The Sámi Homeland’s Cultural Environment Unit operates at the Sámi Museum

A cultural environment refers to a built environment and a landscape, where the history and means of land-use and building have left their mark. From the perspective of the Sámi, traditional knowledge of the areas and places, such as place names, joiks and word of mouth are part of the cultural environment. Official duties that are related to the Sámi Homeland’s cultural environment have been transferred from the National Board of Antiquities to the Sámi Museum’s Cultural Environment Unit, to ensure that the Sámi culture will be taken into consideration in the performance of the duties.

“The landscape is a history book for the Sámi and tells the story of their past. Our entire community lives in this landscape, we who are living, past generations and spirits. Spirituality and god are also present in the landscape. The landscape contains many things that cannot be explained.”
Päivi Magga, researcher

We manage archaeological cultural heritage and expert and official duties related to the cultural environment

The Cultural Environment Unit is responsible for the expert and official duties related to archaeological cultural heritage and the built cultural environment in the Sámi Homeland. These duties include planning and other land-use related matters, statements and inspections, the reception of artefacts and observation from the Sámi Homeland as well as the maintenance of ancient monuments and antiquities. The unit employs one researcher and one archaeologist

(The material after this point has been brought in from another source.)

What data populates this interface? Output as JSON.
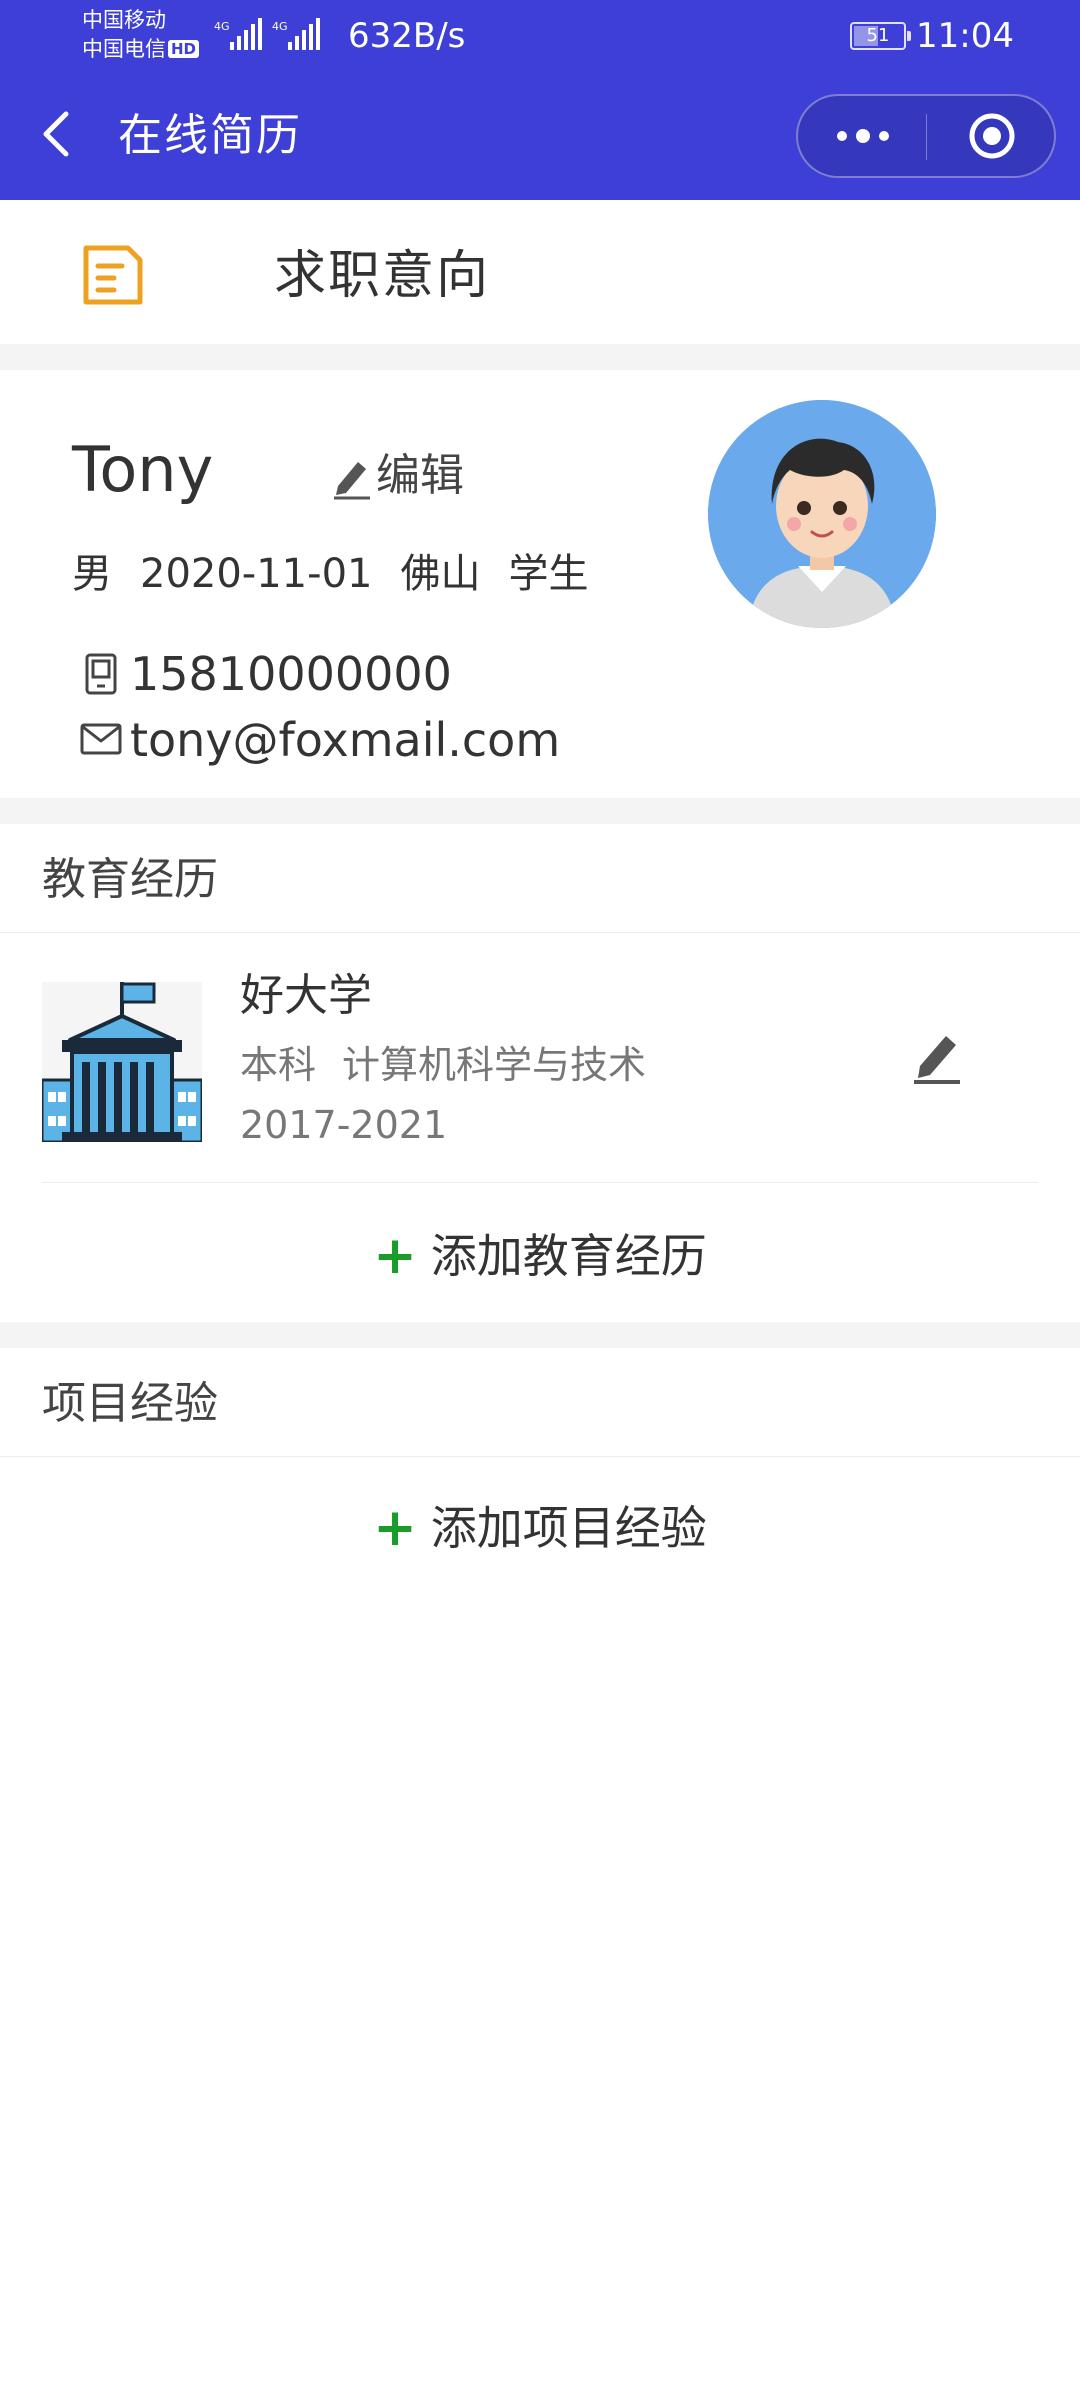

The archaeologist’s work includes matters related to the protection of ancient monuments, archaeological research, such as the inventory of antiquities and excavations as well promoting awareness on archaeological cultural heritage. Archaeological cultural heritage must be taken into consideration in planning, forest management and other land-use.

The researcher is responsible for things such as official and expert tasks related to the planning in the Sámi Homeland’s built cultural environment. The museum also takes part in close cooperation with Lapland’s ELY Centre and the National Board of Antiquities in making decisions on repair grants for the culturally and historically valuable buildings.

Requests for statements: kirjaamo(at)
Archaeologist Eija Ojanlatva, eija.ojanlatva(at), tel. +358 (0)40 167 6145
Archaeologist Juha-Pekka Joona, juha-pekka.joona(at), tel. +358 (0)40 144 8292
Researcher Satu Taivaskallio, satu.taivaskallio(at), tel. +358 (0)40 180 1501